One of the most prized pelts for early trappers was that of the marten, also known as the pine or American marten. Resembling the sleek Russian sable, these excellent climbers with chocolate brown coats live high in trees or deep underground. The size of a housecat, their vertical eyebrows serve the function of a cat's whiskers, specialized hairs with sensory cells that can help them navigate through tunnels and other small spaces. Their preferred habitat is in high elevation old growth forests.



Pikas and Jackrabbits in Utah

The fertile grasslands, woodsy forests and lots of streams in Utah allow the jackrabbit, pika and cottontail to flourish.

Pronghorn antelope in Utah

Pronghorn Antelope in Utah

The popular big game animal known as the "pronghorn" frequents southern Utah.


Chipmunks, Beaver, and Porcupines in Utah

Forty percent of all Utah mammals are rodents. You can distinguish rodents by the way they eat.

Blonde-colored Black Bear

Black Bears in Utah

Unlike the grizzly, the black bear is still fairly common in the large forested areas of Utah. Rarely black, instead they can be blonde or chocolate brown.

Bat flying in the sky

Bats in Utah

Look to the sky at dusk and those small birds you see may actually be bats. You can distinguish bats from birds by their flight patterns.


Coyotes in Utah

No one who has heard the eerie cry of a coyote during its hunt in Zion can ever forget it. The high-pitched yip, yip and howl are just plain spooky.


Wild Cats in Utah, but Elusive

Utah has three species of native cats, the mountain lion, or cougar; the lynx; and the bobcat, a cousin to the lynx.

Sunrise over Badwater Basin in Death Valley National Park.

National Parks Bordering Utah

There many national parks nearby in addition to Utah's five. Mesa Verde and the Grand Canyon are very close and worth the extra drive.

A lizard in Zion National Park. Photo by Elisabeth Kwak

Reptiles in Southern Utah

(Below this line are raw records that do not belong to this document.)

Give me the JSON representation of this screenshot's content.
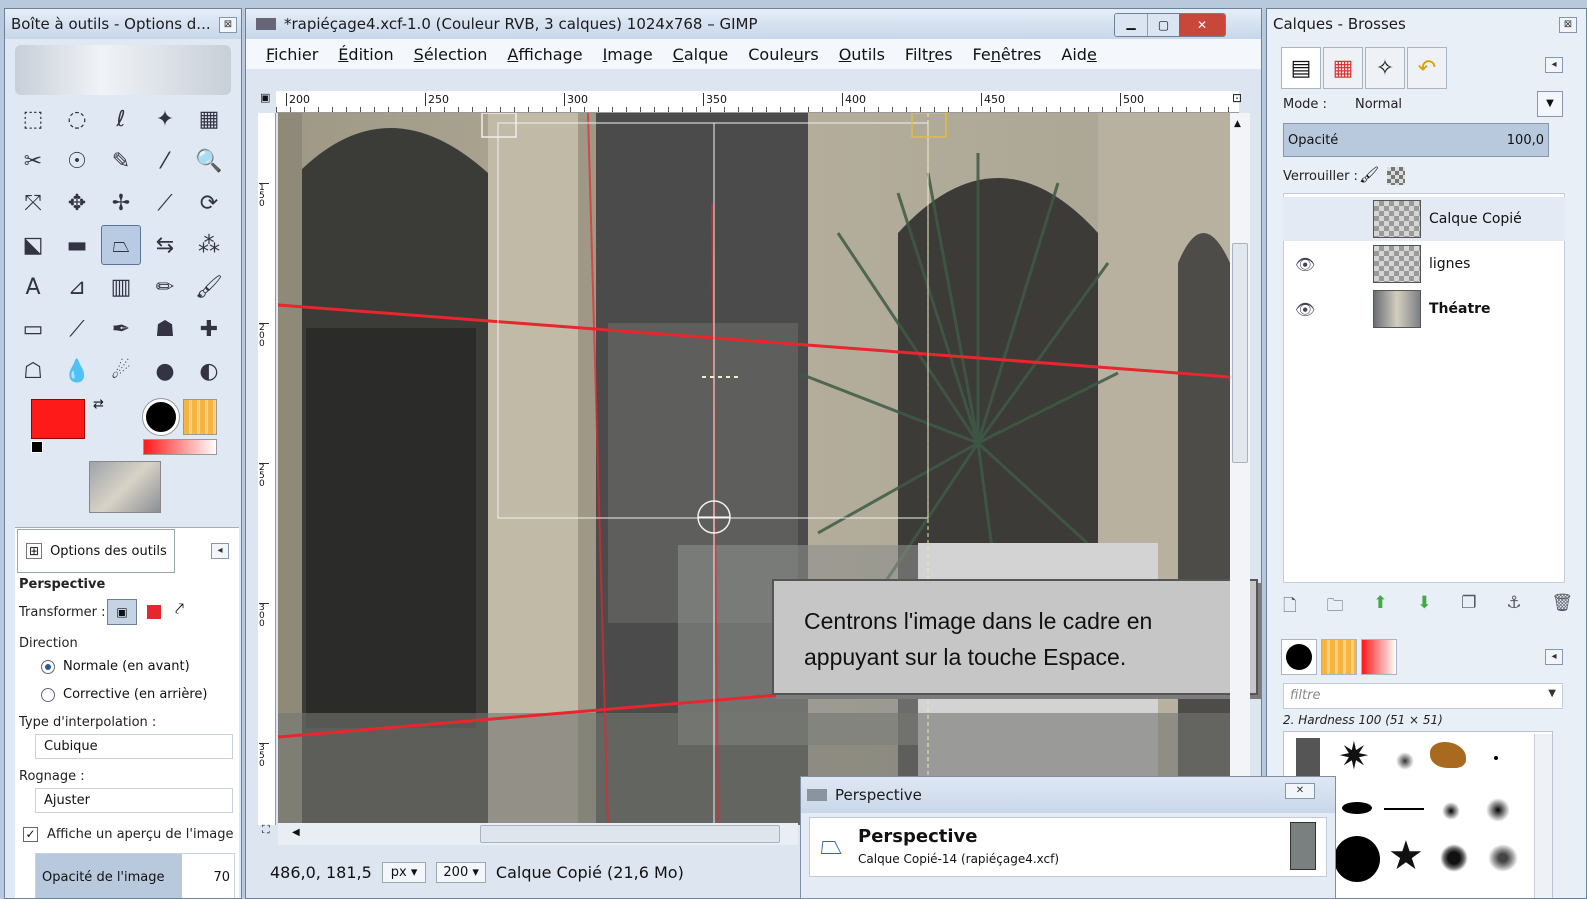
{
  "toolbox": {
    "title": "Boîte à outils - Options d...",
    "tool_icons": [
      "rect-select-icon",
      "ellipse-select-icon",
      "free-select-icon",
      "fuzzy-select-icon",
      "color-select-icon",
      "scissors-icon",
      "foreground-select-icon",
      "paths-icon",
      "color-picker-icon",
      "zoom-icon",
      "measure-icon",
      "move-icon",
      "align-icon",
      "crop-icon",
      "rotate-icon",
      "scale-icon",
      "shear-icon",
      "perspective-icon",
      "flip-icon",
      "cage-icon",
      "text-icon",
      "bucket-fill-icon",
      "gradient-icon",
      "pencil-icon",
      "paintbrush-icon",
      "eraser-icon",
      "airbrush-icon",
      "ink-icon",
      "clone-icon",
      "heal-icon",
      "perspective-clone-icon",
      "blur-icon",
      "smudge-icon",
      "dodge-icon",
      "burn-icon"
    ],
    "tool_glyphs": [
      "⬚",
      "◌",
      "ℓ",
      "✦",
      "▦",
      "✂",
      "☉",
      "✎",
      "⁄",
      "🔍",
      "⤧",
      "✥",
      "✢",
      "⟋",
      "⟳",
      "⬕",
      "▬",
      "⏢",
      "⇆",
      "⁂",
      "A",
      "⊿",
      "▥",
      "✏",
      "🖌",
      "▭",
      "⟋",
      "✒",
      "☗",
      "✚",
      "☖",
      "💧",
      "☄",
      "●",
      "◐"
    ],
    "selected_tool_index": 17,
    "fg_color": "#ff1a1a",
    "bg_color": "#ffffff",
    "options_tab": "Options des outils",
    "tool_name": "Perspective",
    "transform_label": "Transformer :",
    "direction_label": "Direction",
    "direction_options": [
      "Normale (en avant)",
      "Corrective (en arrière)"
    ],
    "direction_selected": 0,
    "interp_label": "Type d'interpolation :",
    "interp_value": "Cubique",
    "clip_label": "Rognage :",
    "clip_value": "Ajuster",
    "preview_label": "Affiche un aperçu de l'image",
    "preview_checked": true,
    "opacity_label": "Opacité de l'image",
    "opacity_value": "70"
  },
  "image_window": {
    "title": "*rapiéçage4.xcf-1.0 (Couleur RVB, 3 calques) 1024x768 – GIMP",
    "menus": [
      {
        "pre": "",
        "u": "F",
        "post": "ichier"
      },
      {
        "pre": "",
        "u": "É",
        "post": "dition"
      },
      {
        "pre": "",
        "u": "S",
        "post": "élection"
      },
      {
        "pre": "",
        "u": "A",
        "post": "ffichage"
      },
      {
        "pre": "",
        "u": "I",
        "post": "mage"
      },
      {
        "pre": "",
        "u": "C",
        "post": "alque"
      },
      {
        "pre": "Coule",
        "u": "u",
        "post": "rs"
      },
      {
        "pre": "",
        "u": "O",
        "post": "utils"
      },
      {
        "pre": "Filt",
        "u": "r",
        "post": "es"
      },
      {
        "pre": "Fe",
        "u": "n",
        "post": "êtres"
      },
      {
        "pre": "Aid",
        "u": "e",
        "post": ""
      }
    ],
    "ruler_labels": [
      "200",
      "250",
      "300",
      "350",
      "400",
      "450",
      "500"
    ],
    "vruler_labels": [
      "150",
      "200",
      "250",
      "300",
      "350"
    ],
    "coords": "486,0, 181,5",
    "unit": "px",
    "zoom": "200",
    "status_text": "Calque Copié (21,6 Mo)",
    "callout": "Centrons l'image dans le cadre en appuyant sur la touche Espace."
  },
  "layers_dock": {
    "title": "Calques - Brosses",
    "mode_label": "Mode :",
    "mode_value": "Normal",
    "opacity_label": "Opacité",
    "opacity_value": "100,0",
    "opacity_fraction": 1.0,
    "lock_label": "Verrouiller :",
    "layers": [
      {
        "name": "Calque Copié",
        "visible": false,
        "selected": true
      },
      {
        "name": "lignes",
        "visible": true,
        "selected": false
      },
      {
        "name": "Théatre",
        "visible": true,
        "selected": false
      }
    ],
    "filter_placeholder": "filtre",
    "brush_name": "2. Hardness 100 (51 × 51)"
  },
  "perspective_dialog": {
    "title": "Perspective",
    "heading": "Perspective",
    "subtitle": "Calque Copié-14 (rapiéçage4.xcf)"
  }
}
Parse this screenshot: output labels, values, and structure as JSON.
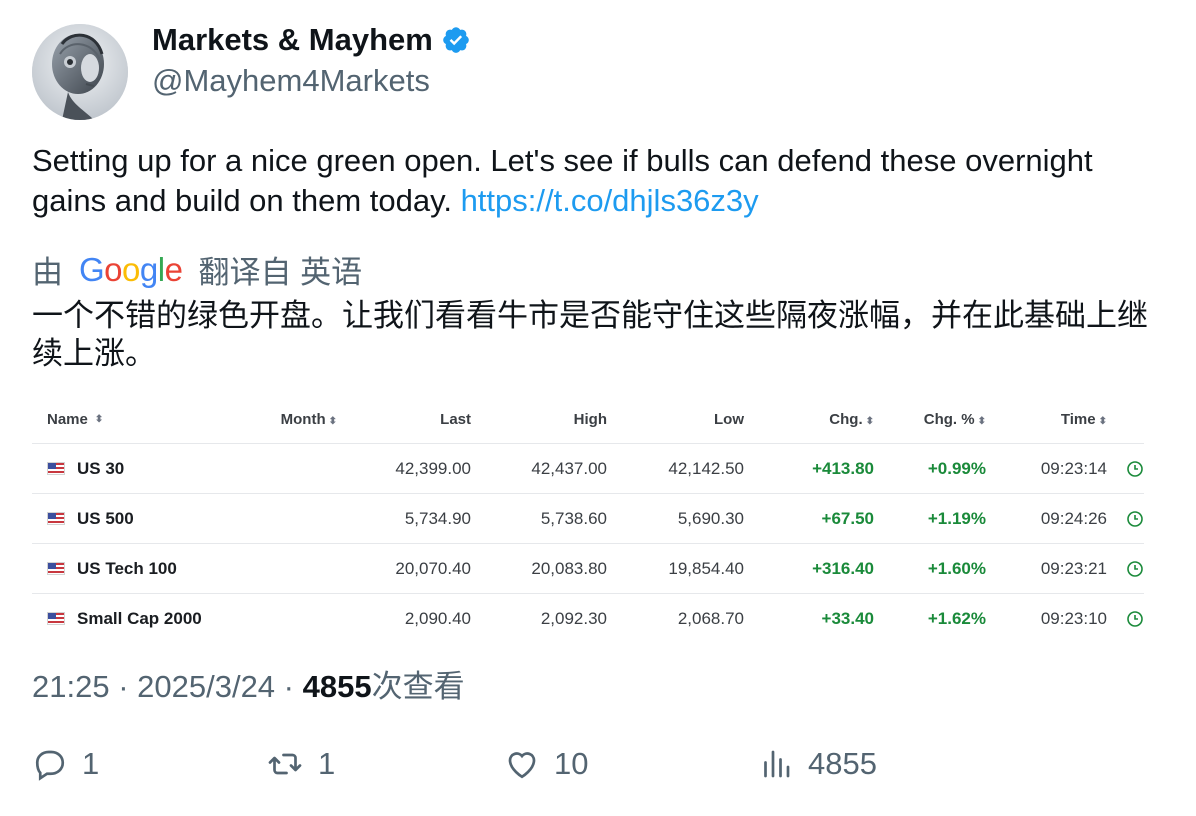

Lizards and snakes flourish in Zion Canyon. Chances are, as you walk the many trails, you'll see one of the 16 species of lizards or 13 snake species.